InterestsUniversal health coverage, public services reform/ health systems strengthening, health system governance, maternal, newborn and child health, communicable and non-communicable diseases (NCDs), immunisation, reproductive health, malaria, neglected tropical diseases, nutrition, Ebola, refugee health, humanitarian health.
SkillsPolicy analysis, program design and development, evaluation, consensus building, consultations and process management, designing and establishing funding arrangements and mechanisms, research, appraisal, written and verbal synthesis.
Background and relevant experienceCurrent appointments: Technical Review Panel, Global Fund for AIDS, TB and Malaria (Strategic Investment and Sustainable Financing cadre); Research associate, Queen Margaret’s University, Edinburgh, UK

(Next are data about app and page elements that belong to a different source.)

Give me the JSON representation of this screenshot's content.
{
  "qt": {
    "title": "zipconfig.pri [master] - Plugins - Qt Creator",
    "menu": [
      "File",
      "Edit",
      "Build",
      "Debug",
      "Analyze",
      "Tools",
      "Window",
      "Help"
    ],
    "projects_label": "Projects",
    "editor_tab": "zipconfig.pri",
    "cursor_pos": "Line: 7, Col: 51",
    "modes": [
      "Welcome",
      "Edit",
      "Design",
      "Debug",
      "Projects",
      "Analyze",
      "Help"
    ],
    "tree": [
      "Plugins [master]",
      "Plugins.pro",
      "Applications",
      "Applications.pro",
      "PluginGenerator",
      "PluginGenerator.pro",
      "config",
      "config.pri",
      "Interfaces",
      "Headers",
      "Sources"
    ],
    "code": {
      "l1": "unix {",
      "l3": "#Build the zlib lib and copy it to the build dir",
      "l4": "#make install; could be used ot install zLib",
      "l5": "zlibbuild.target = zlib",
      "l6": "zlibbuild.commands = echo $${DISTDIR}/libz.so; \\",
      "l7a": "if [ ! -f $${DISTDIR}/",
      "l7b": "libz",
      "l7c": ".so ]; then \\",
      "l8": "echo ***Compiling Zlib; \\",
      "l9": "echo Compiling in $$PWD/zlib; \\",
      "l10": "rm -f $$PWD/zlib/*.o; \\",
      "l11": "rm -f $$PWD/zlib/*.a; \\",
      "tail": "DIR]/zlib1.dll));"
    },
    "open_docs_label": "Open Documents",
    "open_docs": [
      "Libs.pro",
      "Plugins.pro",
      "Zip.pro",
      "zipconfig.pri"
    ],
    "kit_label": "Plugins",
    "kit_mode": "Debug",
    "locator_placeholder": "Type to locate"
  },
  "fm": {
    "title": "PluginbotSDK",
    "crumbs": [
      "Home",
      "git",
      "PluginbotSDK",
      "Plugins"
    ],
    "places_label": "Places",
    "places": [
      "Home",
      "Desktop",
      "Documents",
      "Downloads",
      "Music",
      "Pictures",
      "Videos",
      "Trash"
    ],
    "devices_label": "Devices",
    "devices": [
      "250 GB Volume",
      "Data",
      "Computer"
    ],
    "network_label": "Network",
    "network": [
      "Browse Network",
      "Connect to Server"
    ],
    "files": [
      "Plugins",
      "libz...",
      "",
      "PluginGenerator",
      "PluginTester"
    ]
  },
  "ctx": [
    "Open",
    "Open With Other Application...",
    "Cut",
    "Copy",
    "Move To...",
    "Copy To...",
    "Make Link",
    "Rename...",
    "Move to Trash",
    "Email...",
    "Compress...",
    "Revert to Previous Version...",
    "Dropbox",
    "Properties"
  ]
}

Recent experienceAnalysis of progress towards Universal Health Coverage in Asia and Pacific countries, and in Commonwealth countries; Evaluation of UNFPA Supplies program; Assessment of Marie Stopes International; Preparation of a NCD Brief for the EC; Evaluation of the international Decision Support Network/ NICE International, Ebola programme and strategy review, global maternal and health strategy consultation, Syria and Palestine refugee health analysis and support.

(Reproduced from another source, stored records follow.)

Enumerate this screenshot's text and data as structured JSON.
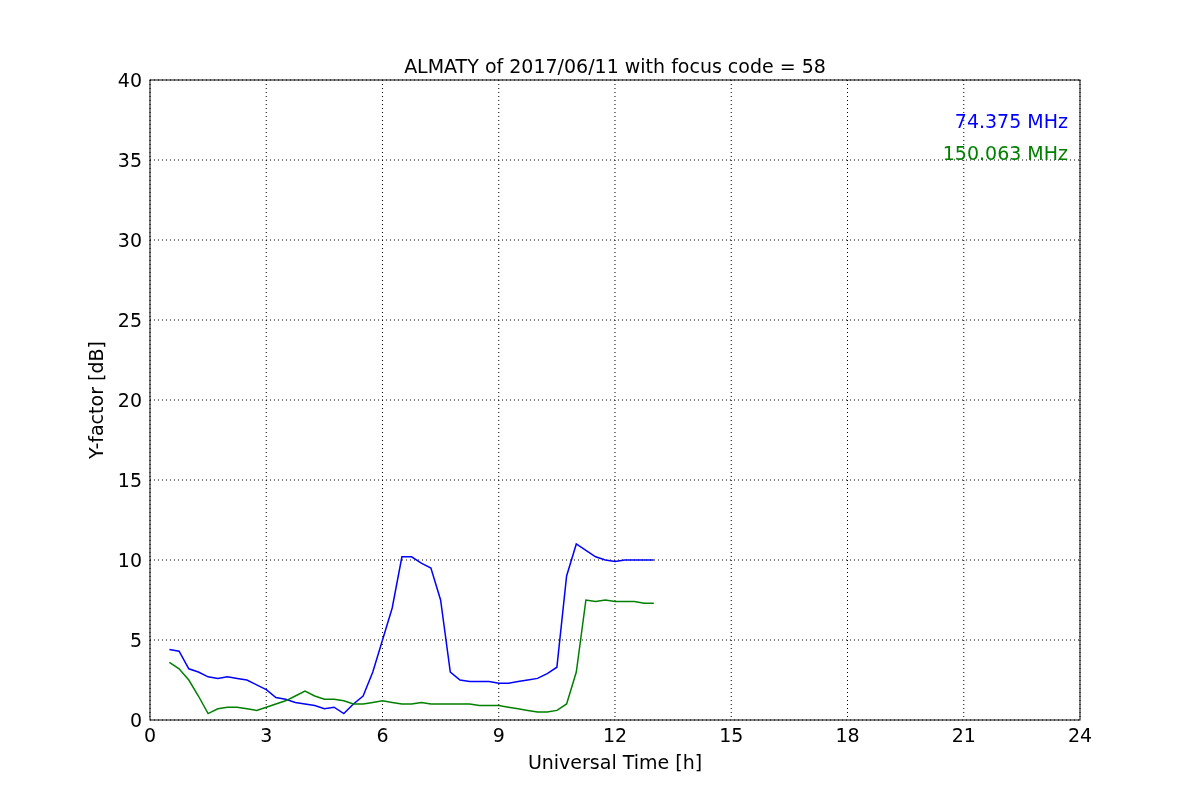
{
  "chart_data": {
    "type": "line",
    "title": "ALMATY of 2017/06/11 with focus code = 58",
    "xlabel": "Universal Time [h]",
    "ylabel": "Y-factor [dB]",
    "x": [
      0.5,
      0.75,
      1,
      1.25,
      1.5,
      1.75,
      2,
      2.25,
      2.5,
      2.75,
      3,
      3.25,
      3.5,
      3.75,
      4,
      4.25,
      4.5,
      4.75,
      5,
      5.25,
      5.5,
      5.75,
      6,
      6.25,
      6.5,
      6.75,
      7,
      7.25,
      7.5,
      7.75,
      8,
      8.25,
      8.5,
      8.75,
      9,
      9.25,
      9.5,
      9.75,
      10,
      10.25,
      10.5,
      10.75,
      11,
      11.25,
      11.5,
      11.75,
      12,
      12.25,
      12.5,
      12.75,
      13
    ],
    "series": [
      {
        "name": "74.375 MHz",
        "color": "#0000ff",
        "values": [
          4.4,
          4.3,
          3.2,
          3.0,
          2.7,
          2.6,
          2.7,
          2.6,
          2.5,
          2.2,
          1.9,
          1.4,
          1.3,
          1.1,
          1.0,
          0.9,
          0.7,
          0.8,
          0.4,
          1.0,
          1.5,
          3.0,
          5.0,
          7.0,
          10.2,
          10.2,
          9.8,
          9.5,
          7.5,
          3.0,
          2.5,
          2.4,
          2.4,
          2.4,
          2.3,
          2.3,
          2.4,
          2.5,
          2.6,
          2.9,
          3.3,
          9.0,
          11.0,
          10.6,
          10.2,
          10.0,
          9.9,
          10.0,
          10.0,
          10.0,
          10.0
        ]
      },
      {
        "name": "150.063 MHz",
        "color": "#008000",
        "values": [
          3.6,
          3.2,
          2.5,
          1.5,
          0.4,
          0.7,
          0.8,
          0.8,
          0.7,
          0.6,
          0.8,
          1.0,
          1.2,
          1.5,
          1.8,
          1.5,
          1.3,
          1.3,
          1.2,
          1.0,
          1.0,
          1.1,
          1.2,
          1.1,
          1.0,
          1.0,
          1.1,
          1.0,
          1.0,
          1.0,
          1.0,
          1.0,
          0.9,
          0.9,
          0.9,
          0.8,
          0.7,
          0.6,
          0.5,
          0.5,
          0.6,
          1.0,
          3.0,
          7.5,
          7.4,
          7.5,
          7.4,
          7.4,
          7.4,
          7.3,
          7.3
        ]
      }
    ],
    "grid": true,
    "xlim": [
      0,
      24
    ],
    "ylim": [
      0,
      40
    ],
    "xticks": [
      0,
      3,
      6,
      9,
      12,
      15,
      18,
      21,
      24
    ],
    "yticks": [
      0,
      5,
      10,
      15,
      20,
      25,
      30,
      35,
      40
    ]
  }
}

BackgroundAllison Beattie has 30 years of development experience, primarily as a health systems specialist but also heading up large, multi-disciplinary teams working on complex problems and processes. Allison has worked in the UN system, in academia, with NGOs, embedded in a developing country ministry and, for the longest period, with the UK government (DFID). As an academic, Allison worked on a research programme evaluating how to extend primary health services to all South Africans following the end of Apartheid. In Mozambique, Allison was tasked by WHO to support the Ministry of Health build the first sector wide approach and pooled funding arrangements in that country. In Zimbabwe, Allison headed up the UK’s programme during the crisis from 2005 to 2010 including through the cholera epidemic and the establishment of the innovative health workers’ salary support fund that helped ensure service delivery during hyperinflation and a difficult political transition. Although a health specialist, Allison has experience that extends to education, water and sanitation, nutrition, community engagement, public sector management, systems reform, and working in emergencies.

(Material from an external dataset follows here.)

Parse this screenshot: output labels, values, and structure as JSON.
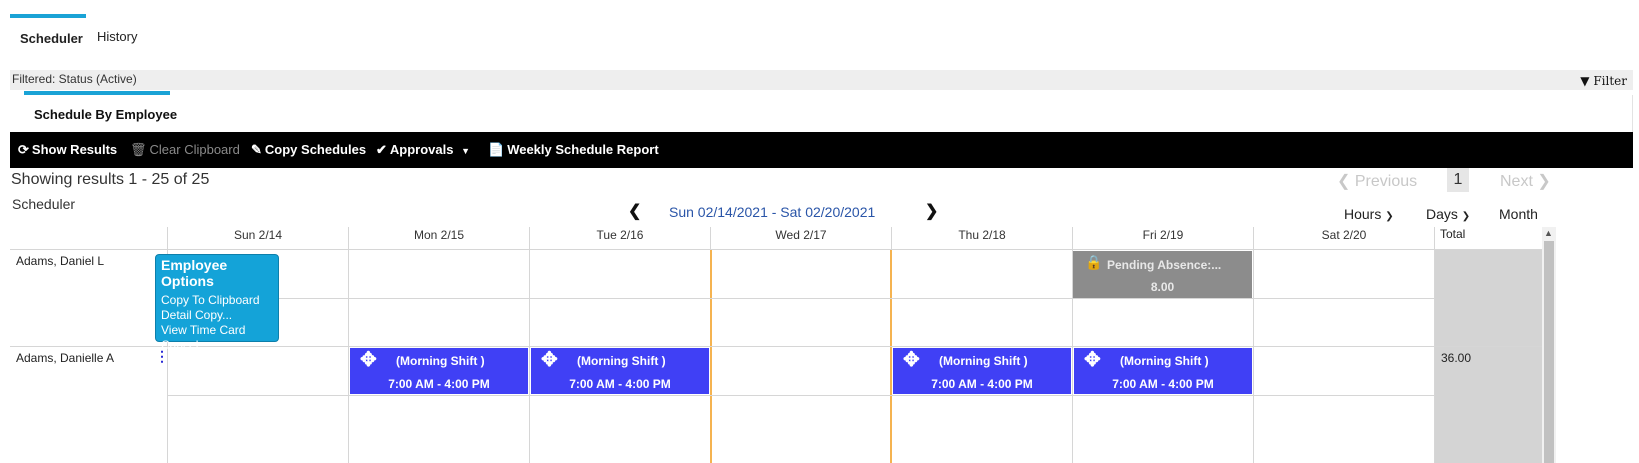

For three years, Allison headed up the Health Services Team in the Human Development Department of DFID. In this capacity, and as the acting head of the Human Development Department for 14 months, Allison worked on the delivery of the Family Planning 2020 London Summit and subsequent architecture design. She was on the Steering Committee of the USAID-UNICEF co-hosted Child Survival Summit (Keeping the Promise) and the RMNCH Working Group convened by the Partnership for Maternal, Newborn and Child Health that aimed to identify how best partners could work together to accelerate the delivery of results for women and children.